On the night before Christmas, many Italian American families in New Jersey and across the United States celebrate a traditional meal known as the Feast of the Seven Fishes. But because of another, more unfortunate New Jersey tradition, the Department of Environmental Protection's warnings about mercury and other toxins in local seafood, we have to be careful about what we serve.
On the night before Christmas, many Italian American families in New Jersey and across the United States celebrate a traditional meal known as the Feast of the Seven Fishes. But because of another, more unfortunate New Jersey tradition, the Department of Environmental Protection's warnings about mercury and other toxins in local seafood, we have to be careful about what we serve. Many types of fish and shellfish from waters around the state are labeled unsafe to eat.
However, there may come a time when we no longer have to worry about toxic levels of mercury in the fish we eat. This week, the Obama administration is expected to announce new safeguards designed to dramatically reduce mercury pollution in our air and water.
First proposed by President George H.W. Bush, these mercury standards are 20 years in the making. They will protect more Americans, particularly women of childbearing age and babies, from the birth defects, neurological disorders, and developmental delays that result from mercury poisoning.
According to the Environmental Protection Agency, unsafe mercury levels afflict as many as one in six women. And the country's chief emitters of mercury are old, coal-fired power plants, which spew a poisonous stew of pollutants into our air and water every day.
Power plants have had many years to prepare for the EPA's new mercury standards.
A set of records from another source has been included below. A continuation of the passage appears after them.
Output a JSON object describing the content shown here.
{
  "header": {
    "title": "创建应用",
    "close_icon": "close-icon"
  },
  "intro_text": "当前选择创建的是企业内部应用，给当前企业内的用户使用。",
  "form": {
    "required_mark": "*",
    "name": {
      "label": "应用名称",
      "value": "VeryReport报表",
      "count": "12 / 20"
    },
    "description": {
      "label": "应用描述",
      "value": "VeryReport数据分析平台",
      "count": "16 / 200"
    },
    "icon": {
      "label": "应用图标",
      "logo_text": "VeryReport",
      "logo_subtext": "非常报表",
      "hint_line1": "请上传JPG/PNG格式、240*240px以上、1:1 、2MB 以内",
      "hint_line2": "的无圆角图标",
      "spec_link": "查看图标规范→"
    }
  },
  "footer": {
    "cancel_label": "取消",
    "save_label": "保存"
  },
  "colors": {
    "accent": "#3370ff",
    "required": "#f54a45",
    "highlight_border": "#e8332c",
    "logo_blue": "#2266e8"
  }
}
In fact, many have already updated their facilities to comply with the regulations and are urging the Obama administration to implement them on schedule. "It's entirely possible to comply with these rules and remain a profitable company," said an executive at Constellation Energy Group, which in 2008 cleaned up one of the nation's dirtiest coal-fired plants.
Nevertheless, you will hear polluters and their allies trying to scare us into believing that stronger mercury protections will somehow harm the economy. This is simply not true. The EPA estimates that the new safeguards will generate more than $100 billion in environmental benefits - far more than the estimated costs of compliance. What's more, the agency estimates that plant upgrades will create 31,000 construction jobs and 9,000 utility jobs.
New Jersey has strong mercury regulations in place, but, as the fish advisories make painfully clear, state-level protections aren't good enough. Neighboring Pennsylvania ranks third among the states in mercury emissions from power plants, according to a report by Environment America, accounting for almost 4,000 pounds in 2010. Much of that mercury ends up in New Jersey's lakes and rivers. Without federal protections, all the effort New Jersey's elected officials and businesses have put into cleaning up the state will be in vain.
Whether or not we celebrate the Feast of the Seven Fishes, we all want our food to be safe to eat. I'm glad there might be a Christmas when Italian Americans can enjoy a worry-free feast. And I'm glad we are moving to protect all New Jerseyans, especially our children, from the dangers of mercury pollution.